Show, don’t tell, is the golden rule of writing. But rules are made to be broken, right? Well, sometimes. While showing brings emotion and depth to your writing, you don’t need it for every scene. Who cares if her cereal snap, crackles, and pops, unless it’s part of the story? In most cases, breakfast isn’t important, so simply stating she had breakfast is enough.
But how do you know when you should tell instead of show? Here are some tips.
The scene does nothing to further the story or tell us about character.
The breakfast scene above is an example of this. For unimportant actions, you can tell or gloss over them so you can quickly get to the good stuff.
Example: Sally woke up early, showered, dressed, ate breakfast, then headed to work to meet her new boss.
Sally’s morning routine isn’t that important. The good stuff happens when she meets her new boss.
Move from one scene to another.
Telling is a way to transition from one scene to the next, especially if the location has changed or time has passed.
Example: Joe had a fitful night’s sleep.
In this case, the writer doesn’t need to show Joe tossing and turning if the point is to let the reader know Joe didn’t sleep well. If, however, Joe was prone to night terrors, and that was an important factor in the story or about Joe’s character, then you would show Joe sleeping.
Example: Joe drove a hundred miles to confront Jane.

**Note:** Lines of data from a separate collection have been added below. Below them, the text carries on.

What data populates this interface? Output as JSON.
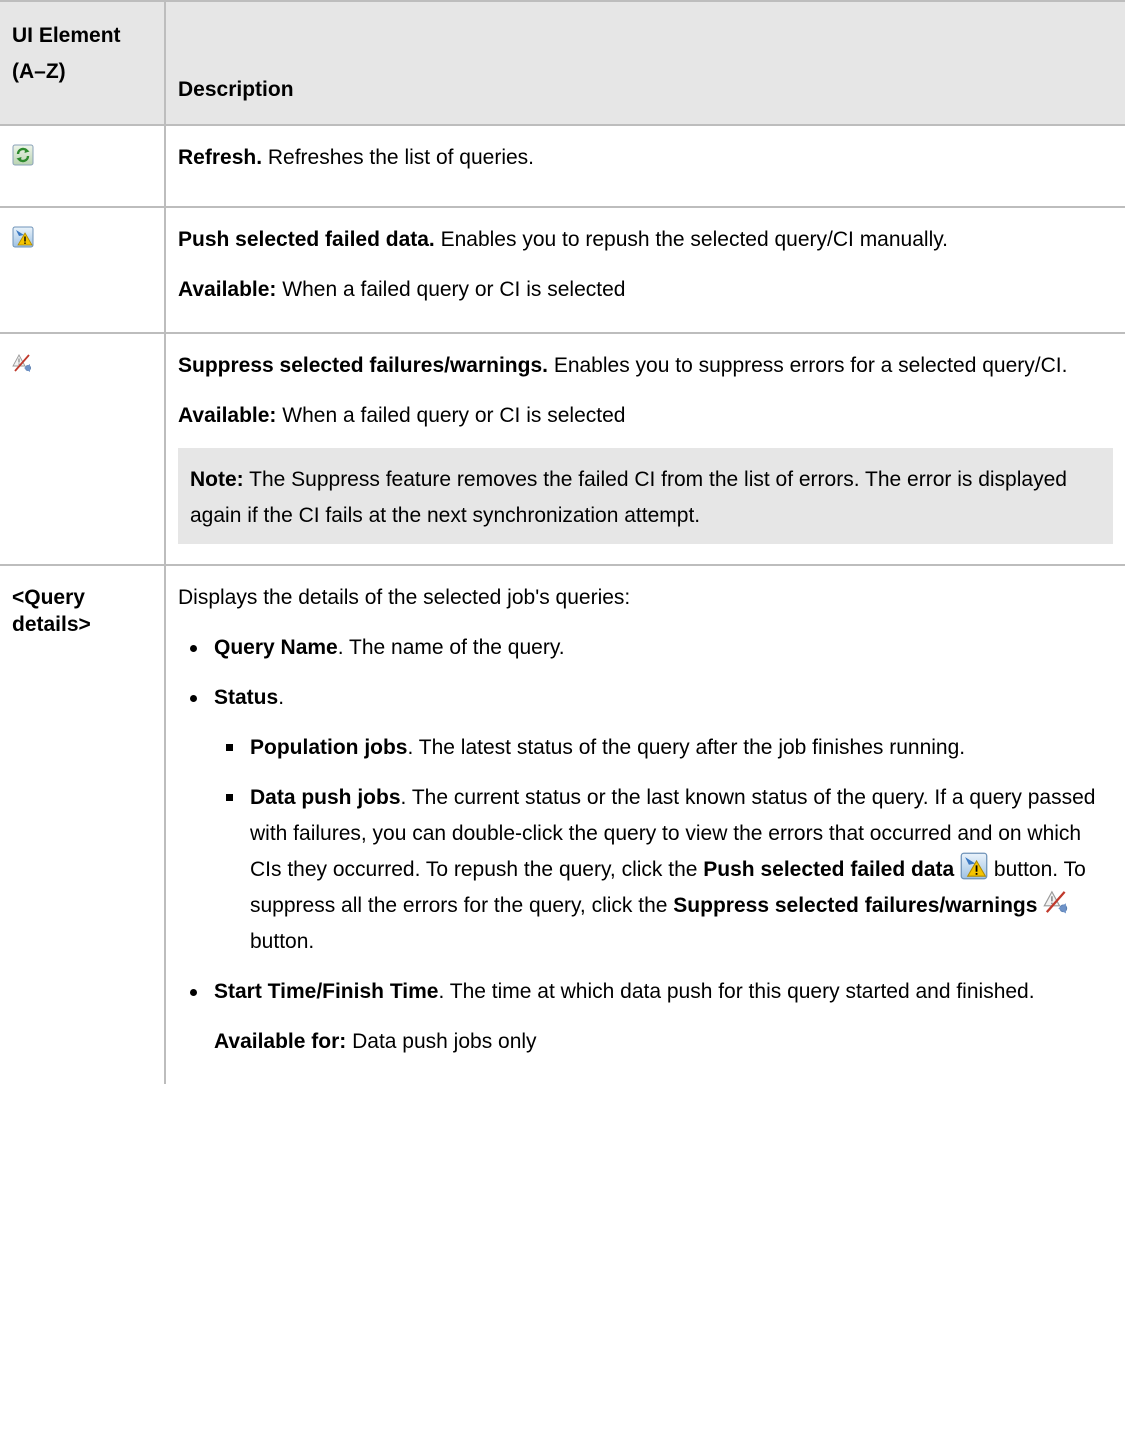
{
  "header": {
    "col1": "UI Element (A–Z)",
    "col2": "Description"
  },
  "rows": {
    "refresh": {
      "icon": "refresh-icon",
      "title": "Refresh.",
      "text": " Refreshes the list of queries."
    },
    "push": {
      "icon": "push-failed-data-icon",
      "title": "Push selected failed data.",
      "text": " Enables you to repush the selected query/CI manually.",
      "avail_label": "Available:",
      "avail_text": " When a failed query or CI is selected"
    },
    "suppress": {
      "icon": "suppress-failures-icon",
      "title": "Suppress selected failures/warnings.",
      "text": " Enables you to suppress errors for a selected query/CI.",
      "avail_label": "Available:",
      "avail_text": " When a failed query or CI is selected",
      "note_label": "Note:",
      "note_text": " The Suppress feature removes the failed CI from the list of errors. The error is displayed again if the CI fails at the next synchronization attempt."
    },
    "query": {
      "label": "<Query details>",
      "intro": "Displays the details of the selected job's queries:",
      "b1_title": "Query Name",
      "b1_text": ". The name of the query.",
      "b2_title": "Status",
      "b2_text": ".",
      "s1_title": "Population jobs",
      "s1_text": ". The latest status of the query after the job finishes running.",
      "s2_title": "Data push jobs",
      "s2_text_a": ". The current status or the last known status of the query. If a query passed with failures, you can double-click the query to view the errors that occurred and on which CIs they occurred. To repush the query, click the ",
      "s2_push_label": "Push selected failed data",
      "s2_text_b": " button. To suppress all the errors for the query, click the ",
      "s2_suppress_label": "Suppress selected failures/warnings",
      "s2_text_c": " button.",
      "b3_title": "Start Time/Finish Time",
      "b3_text": ". The time at which data push for this query started and finished.",
      "avail_label": "Available for:",
      "avail_text": " Data push jobs only"
    }
  }
}
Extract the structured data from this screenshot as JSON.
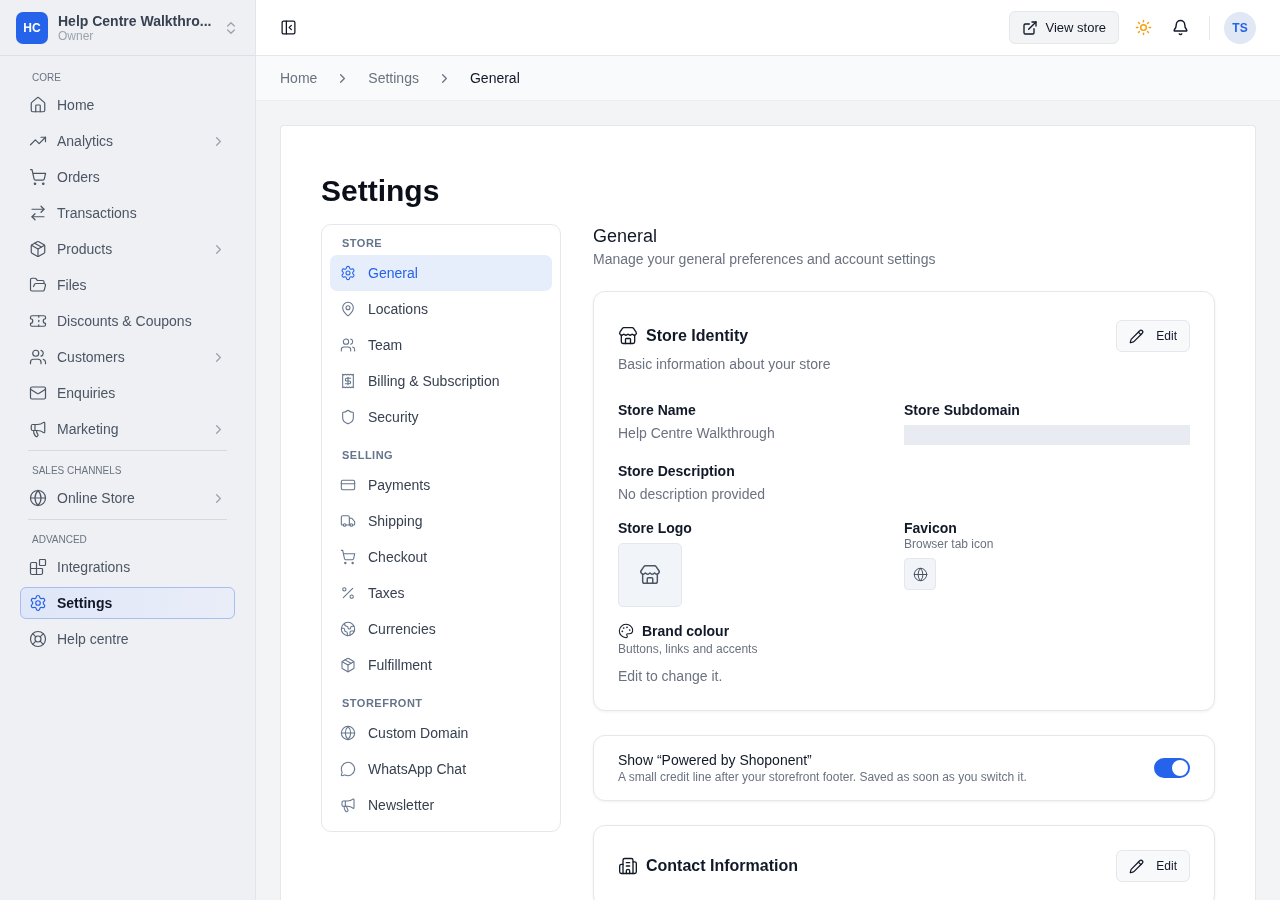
{
  "workspace": {
    "initials": "HC",
    "name": "Help Centre Walkthro...",
    "role": "Owner"
  },
  "sidebar": {
    "sections": [
      {
        "title": "CORE",
        "items": [
          {
            "label": "Home",
            "expandable": false,
            "selected": false
          },
          {
            "label": "Analytics",
            "expandable": true,
            "selected": false
          },
          {
            "label": "Orders",
            "expandable": false,
            "selected": false
          },
          {
            "label": "Transactions",
            "expandable": false,
            "selected": false
          },
          {
            "label": "Products",
            "expandable": true,
            "selected": false
          },
          {
            "label": "Files",
            "expandable": false,
            "selected": false
          },
          {
            "label": "Discounts & Coupons",
            "expandable": false,
            "selected": false
          },
          {
            "label": "Customers",
            "expandable": true,
            "selected": false
          },
          {
            "label": "Enquiries",
            "expandable": false,
            "selected": false
          },
          {
            "label": "Marketing",
            "expandable": true,
            "selected": false
          }
        ]
      },
      {
        "title": "SALES CHANNELS",
        "items": [
          {
            "label": "Online Store",
            "expandable": true,
            "selected": false
          }
        ]
      },
      {
        "title": "ADVANCED",
        "items": [
          {
            "label": "Integrations",
            "expandable": false,
            "selected": false
          },
          {
            "label": "Settings",
            "expandable": false,
            "selected": true
          },
          {
            "label": "Help centre",
            "expandable": false,
            "selected": false
          }
        ]
      }
    ]
  },
  "topbar": {
    "view_store": "View store",
    "avatar": "TS"
  },
  "breadcrumb": [
    "Home",
    "Settings",
    "General"
  ],
  "page_title": "Settings",
  "settings_nav": [
    {
      "title": "STORE",
      "items": [
        {
          "label": "General",
          "selected": true
        },
        {
          "label": "Locations",
          "selected": false
        },
        {
          "label": "Team",
          "selected": false
        },
        {
          "label": "Billing & Subscription",
          "selected": false
        },
        {
          "label": "Security",
          "selected": false
        }
      ]
    },
    {
      "title": "SELLING",
      "items": [
        {
          "label": "Payments",
          "selected": false
        },
        {
          "label": "Shipping",
          "selected": false
        },
        {
          "label": "Checkout",
          "selected": false
        },
        {
          "label": "Taxes",
          "selected": false
        },
        {
          "label": "Currencies",
          "selected": false
        },
        {
          "label": "Fulfillment",
          "selected": false
        }
      ]
    },
    {
      "title": "STOREFRONT",
      "items": [
        {
          "label": "Custom Domain",
          "selected": false
        },
        {
          "label": "WhatsApp Chat",
          "selected": false
        },
        {
          "label": "Newsletter",
          "selected": false
        }
      ]
    }
  ],
  "section": {
    "title": "General",
    "subtitle": "Manage your general preferences and account settings"
  },
  "identity_card": {
    "title": "Store Identity",
    "description": "Basic information about your store",
    "edit": "Edit",
    "fields": [
      {
        "kind": "text",
        "label": "Store Name",
        "value": "Help Centre Walkthrough"
      },
      {
        "kind": "skeleton",
        "label": "Store Subdomain"
      },
      {
        "kind": "text",
        "label": "Store Description",
        "value": "No description provided"
      },
      {
        "kind": "logo",
        "label": "Store Logo"
      },
      {
        "kind": "favicon",
        "label": "Favicon",
        "hint": "Browser tab icon"
      }
    ],
    "brand": {
      "label": "Brand colour",
      "hint": "Buttons, links and accents",
      "note": "Edit to change it."
    }
  },
  "powered_card": {
    "title": "Show “Powered by Shoponent”",
    "description": "A small credit line after your storefront footer. Saved as soon as you switch it.",
    "on": true
  },
  "contact_card": {
    "title": "Contact Information",
    "edit": "Edit"
  }
}
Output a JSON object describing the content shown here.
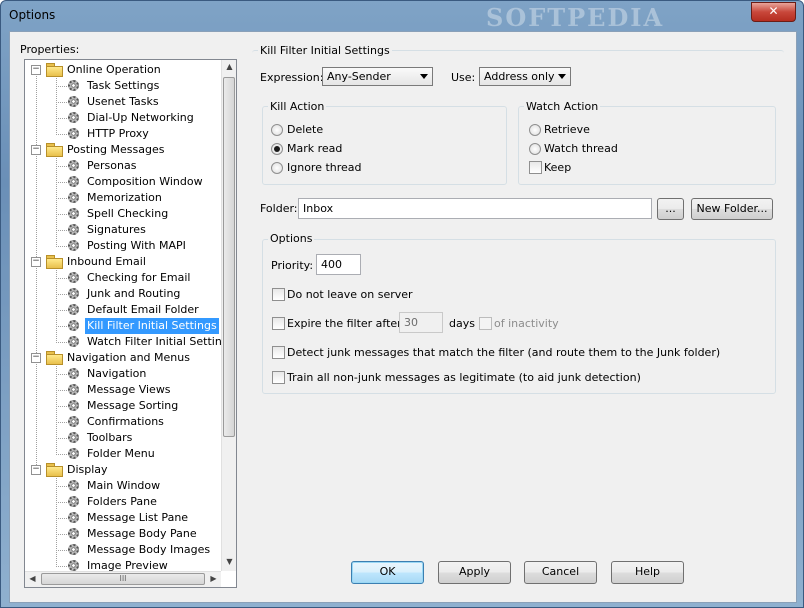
{
  "window": {
    "title": "Options",
    "watermark": "SOFTPEDIA",
    "close_glyph": "✕"
  },
  "sidebar": {
    "label": "Properties:",
    "tree": [
      {
        "label": "Online Operation",
        "level": 0,
        "icon": "folder-icon"
      },
      {
        "label": "Task Settings",
        "level": 1,
        "icon": "gear-icon"
      },
      {
        "label": "Usenet Tasks",
        "level": 1,
        "icon": "gear-icon"
      },
      {
        "label": "Dial-Up Networking",
        "level": 1,
        "icon": "gear-icon"
      },
      {
        "label": "HTTP Proxy",
        "level": 1,
        "icon": "gear-icon"
      },
      {
        "label": "Posting Messages",
        "level": 0,
        "icon": "folder-icon"
      },
      {
        "label": "Personas",
        "level": 1,
        "icon": "gear-icon"
      },
      {
        "label": "Composition Window",
        "level": 1,
        "icon": "gear-icon"
      },
      {
        "label": "Memorization",
        "level": 1,
        "icon": "gear-icon"
      },
      {
        "label": "Spell Checking",
        "level": 1,
        "icon": "gear-icon"
      },
      {
        "label": "Signatures",
        "level": 1,
        "icon": "gear-icon"
      },
      {
        "label": "Posting With MAPI",
        "level": 1,
        "icon": "gear-icon"
      },
      {
        "label": "Inbound Email",
        "level": 0,
        "icon": "folder-icon"
      },
      {
        "label": "Checking for Email",
        "level": 1,
        "icon": "gear-icon"
      },
      {
        "label": "Junk and Routing",
        "level": 1,
        "icon": "gear-icon"
      },
      {
        "label": "Default Email Folder",
        "level": 1,
        "icon": "gear-icon"
      },
      {
        "label": "Kill Filter Initial Settings",
        "level": 1,
        "icon": "gear-icon",
        "selected": true
      },
      {
        "label": "Watch Filter Initial Settings",
        "level": 1,
        "icon": "gear-icon"
      },
      {
        "label": "Navigation and Menus",
        "level": 0,
        "icon": "folder-icon"
      },
      {
        "label": "Navigation",
        "level": 1,
        "icon": "gear-icon"
      },
      {
        "label": "Message Views",
        "level": 1,
        "icon": "gear-icon"
      },
      {
        "label": "Message Sorting",
        "level": 1,
        "icon": "gear-icon"
      },
      {
        "label": "Confirmations",
        "level": 1,
        "icon": "gear-icon"
      },
      {
        "label": "Toolbars",
        "level": 1,
        "icon": "gear-icon"
      },
      {
        "label": "Folder Menu",
        "level": 1,
        "icon": "gear-icon"
      },
      {
        "label": "Display",
        "level": 0,
        "icon": "folder-icon"
      },
      {
        "label": "Main Window",
        "level": 1,
        "icon": "gear-icon"
      },
      {
        "label": "Folders Pane",
        "level": 1,
        "icon": "gear-icon"
      },
      {
        "label": "Message List Pane",
        "level": 1,
        "icon": "gear-icon"
      },
      {
        "label": "Message Body Pane",
        "level": 1,
        "icon": "gear-icon"
      },
      {
        "label": "Message Body Images",
        "level": 1,
        "icon": "gear-icon"
      },
      {
        "label": "Image Preview",
        "level": 1,
        "icon": "gear-icon"
      }
    ],
    "hscroll_grip": "III"
  },
  "panel": {
    "title": "Kill Filter Initial Settings",
    "expression_label": "Expression:",
    "expression_value": "Any-Sender",
    "use_label": "Use:",
    "use_value": "Address only",
    "kill_action": {
      "title": "Kill Action",
      "options": [
        "Delete",
        "Mark read",
        "Ignore thread"
      ],
      "selected": "Mark read"
    },
    "watch_action": {
      "title": "Watch Action",
      "retrieve": "Retrieve",
      "watch_thread": "Watch thread",
      "keep": "Keep"
    },
    "folder_label": "Folder:",
    "folder_value": "Inbox",
    "browse_label": "...",
    "new_folder_label": "New Folder...",
    "options": {
      "title": "Options",
      "priority_label": "Priority:",
      "priority_value": "400",
      "do_not_leave": "Do not leave on server",
      "expire_label": "Expire the filter after",
      "expire_days_value": "30",
      "days_label": "days",
      "of_inactivity": "of inactivity",
      "detect_junk": "Detect junk messages that match the filter (and route them to the Junk folder)",
      "train_nonjunk": "Train all non-junk messages as legitimate (to aid junk detection)"
    }
  },
  "buttons": {
    "ok": "OK",
    "apply": "Apply",
    "cancel": "Cancel",
    "help": "Help"
  }
}
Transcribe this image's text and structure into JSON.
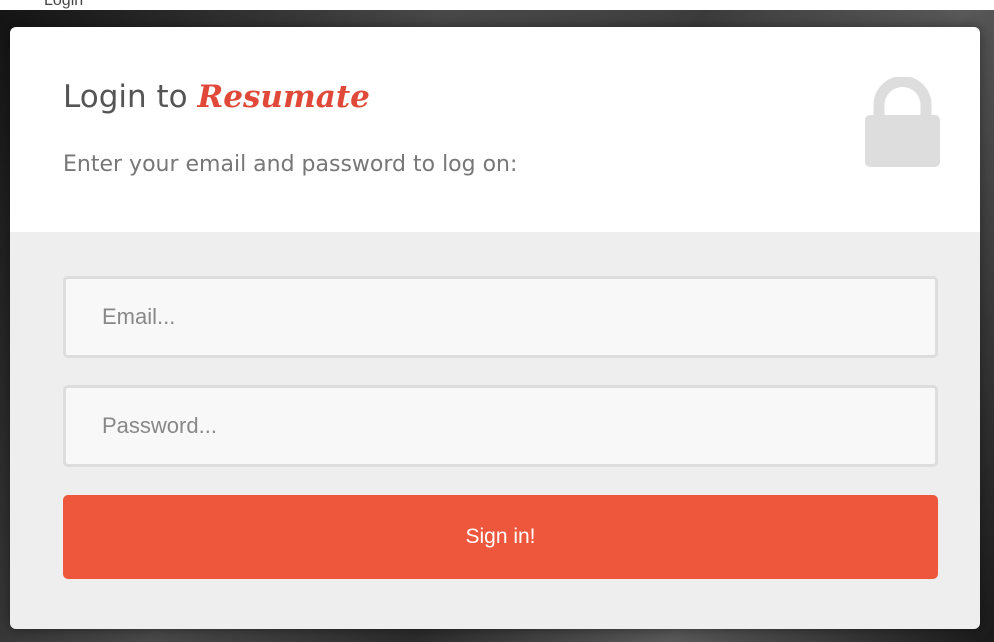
{
  "top_strip": {
    "text": "Login"
  },
  "login": {
    "title_prefix": "Login to",
    "brand": "Resumate",
    "subtitle": "Enter your email and password to log on:",
    "email_placeholder": "Email...",
    "password_placeholder": "Password...",
    "submit_label": "Sign in!"
  },
  "icons": {
    "header": "lock-icon"
  },
  "colors": {
    "accent": "#ef573c",
    "brand": "#e0493a",
    "lock": "#dddddd",
    "panel": "#eeeeee"
  }
}
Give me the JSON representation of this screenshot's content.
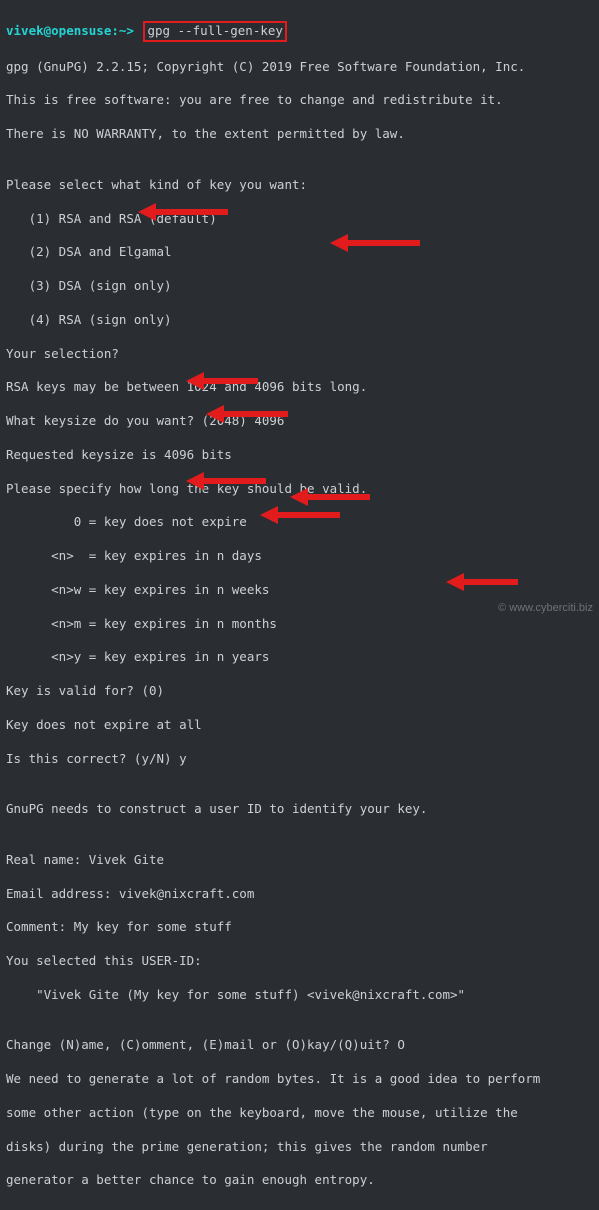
{
  "prompt": {
    "user": "vivek@opensuse",
    "path": ":~>",
    "command": "gpg --full-gen-key"
  },
  "lines": {
    "l01": "gpg (GnuPG) 2.2.15; Copyright (C) 2019 Free Software Foundation, Inc.",
    "l02": "This is free software: you are free to change and redistribute it.",
    "l03": "There is NO WARRANTY, to the extent permitted by law.",
    "l04": "",
    "l05": "Please select what kind of key you want:",
    "l06": "   (1) RSA and RSA (default)",
    "l07": "   (2) DSA and Elgamal",
    "l08": "   (3) DSA (sign only)",
    "l09": "   (4) RSA (sign only)",
    "l10": "Your selection?",
    "l11": "RSA keys may be between 1024 and 4096 bits long.",
    "l12": "What keysize do you want? (2048) 4096",
    "l13": "Requested keysize is 4096 bits",
    "l14": "Please specify how long the key should be valid.",
    "l15": "         0 = key does not expire",
    "l16": "      <n>  = key expires in n days",
    "l17": "      <n>w = key expires in n weeks",
    "l18": "      <n>m = key expires in n months",
    "l19": "      <n>y = key expires in n years",
    "l20": "Key is valid for? (0)",
    "l21": "Key does not expire at all",
    "l22": "Is this correct? (y/N) y",
    "l23": "",
    "l24": "GnuPG needs to construct a user ID to identify your key.",
    "l25": "",
    "l26": "Real name: Vivek Gite",
    "l27": "Email address: vivek@nixcraft.com",
    "l28": "Comment: My key for some stuff",
    "l29": "You selected this USER-ID:",
    "l30": "    \"Vivek Gite (My key for some stuff) <vivek@nixcraft.com>\"",
    "l31": "",
    "l32": "Change (N)ame, (C)omment, (E)mail or (O)kay/(Q)uit? O",
    "l33": "We need to generate a lot of random bytes. It is a good idea to perform",
    "l34": "some other action (type on the keyboard, move the mouse, utilize the",
    "l35": "disks) during the prime generation; this gives the random number",
    "l36": "generator a better chance to gain enough entropy."
  },
  "watermark": "© www.cyberciti.biz",
  "arrows": {
    "color": "#e21c1c"
  }
}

Joe driving isn’t as interesting as his confronting Jane. Using telling lets the writer get from where he is at the start of the scene to Jane so the action can occur.
Provide direction or a change in mood.
This example can get tricky. Many writers tell something and follow it with showing, when all they need is the show.
Example: Pat was lost. She looked around not recognizing any of the street names or buildings.
In the above example, the showing sentence (She looked around not recognizing any of the street names or buildings) lets us know she’s lost, so you don’t need the first tell sentence (Pat was lost).
However, sometimes telling can offer direction or a cue to a shift in mood that helps the reader know where the story is going.
Suzie was having the best night of her life. High on life and love and liquor, she stumbled out of the bar. A strong hand gripped her arm, guiding her away from her car and into a dark alley. The odor of rotting garbage and urine made her gag. The man pushed her against the wall, and fear finally broke through the haze.
In this example, we have telling of Suzie’s mood (she’s having the time of her life) and right after, we’re shown that this in fact is going to be a bad night.
To summarize information
Action is where the story is at, but sometimes, you need to provide information such as backstory or setting. Whenever you’re having to jump out of story to drop information or set up the scene, short and succinct is best. Telling can provide the info or setting quickly so that the story can resume.
Joe’s heart jack hammered in his chest and his legs burned as he ran from the car chasing him up the street. He’d always hated running ever since he came in last during the mile run in elementary school.
The first part of the sentence is showing Joe running for his life. The next sentence tells the reader something about Joe’s past. And that’s all we need to know. We don’t need to be shown a ten-year-old Joe lining up with his classmates to run the mile, or what it felt like as they lapped him and then all went back to class while he was still finishing his last lap.